About the Northern Star Portraits

The Northern Star issued thirty four engravings from its fifth issue in December 1837 until 1851. A full list is given in Chase (2005): below are those we managed to locate and film.

Of these engravings, 27 were portraits of notable figures and all but five were still living. Half of the portraits were of Chartist leaders but others included the poet Andrew Marvell, the radical Henry Hunt, and the radical liberal MP for Leeds Sir William Molesworth. As Malcolm Chase argues, the portraits were significant in that they moved away from the satirical tradition to present a pantheon of notable figures and scenes that helped establish a sense of the movement.1 The portraits were notable for the way in which they placed the figures in classical settings, associating them with a fine art tradition while insisting on the contemporary relevance of those depicted. Cheap periodicals such as the Penny Magazine (begun in 1832 by the Society for the Diffusion of Useful Knowledge) had already demonstrated both the market for images amongst a wide readership and the extant appetite for images that reproduced works of fine art. The portraits in the Northern Star were used to build up and maintain a base of subscribers. To produce the appropriate amount of copies it was necessary to use steel rather than copper engraving, but the process took substantially longer. O’Connor announced each portrait with much fanfare through the columns of the Star, but then often had to revise both the description of the forthcoming image and the estimated date it would be ready as it encountered difficulties in production. Although these repeated amendments to the promised image frustrated readers, they also contributed to a sense of anticipation. As only about 2000 images could be produced a week, it was necessary to distribute them by region, furthering the sense of occasion. As the paper’s circulation grew, O’Connor found himself committed to a scheme that was popular with readers and beneficial to both the paper and movement as a whole; however, as the numbers of readers wanting portraits increased, their demands became harder to fulfil, leading to protracted dialogue in the columns of the Star. As the circulation of the paper fell in 1842, O’Connor reduced the amounts of images that he offered. Between September 1841 and June 1846, only three were issued and these, Chase argues, were a reward for loyalty rather than a bid to boost circulation (p. 42). In 1848 an attempt was made to resume issuing portraits and engravings of the Irish nationalists John Mitchell, William Smith O’Brien and T.F. Meagher were issued. Two more were scheduled to appear, but were replaced by engravings of the European revolutionaries Louis Blanc and Kossuth.

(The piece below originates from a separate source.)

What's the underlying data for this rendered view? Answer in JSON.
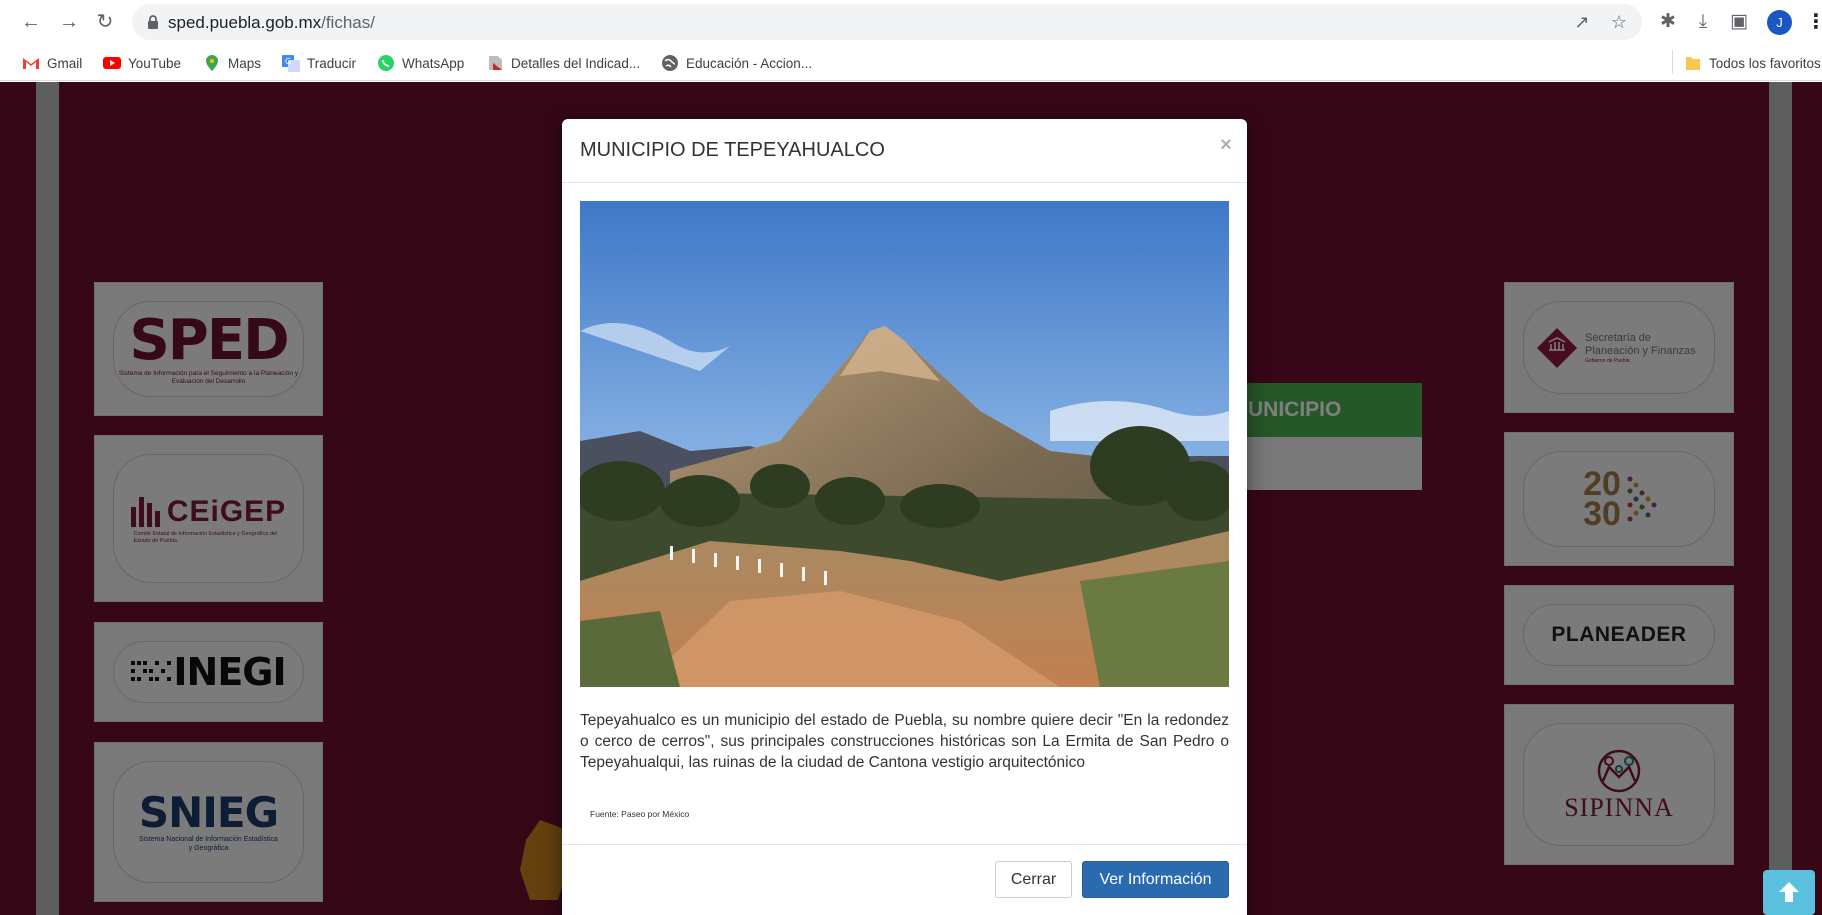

The final set of portraits were issued in 1850-1 and featured Robert Peel, a group of the Presidents of the United States and two images of the Great Exhibition.


1 Malcolm Chase, ‘Building identity, building circulation: engraved portraiture and the Northern Star’, in Papers for the People: A Study of the Chartist Press, ed. by Joan Allen and Owen Ashton (Merlin Press), pp. 3-24. [back].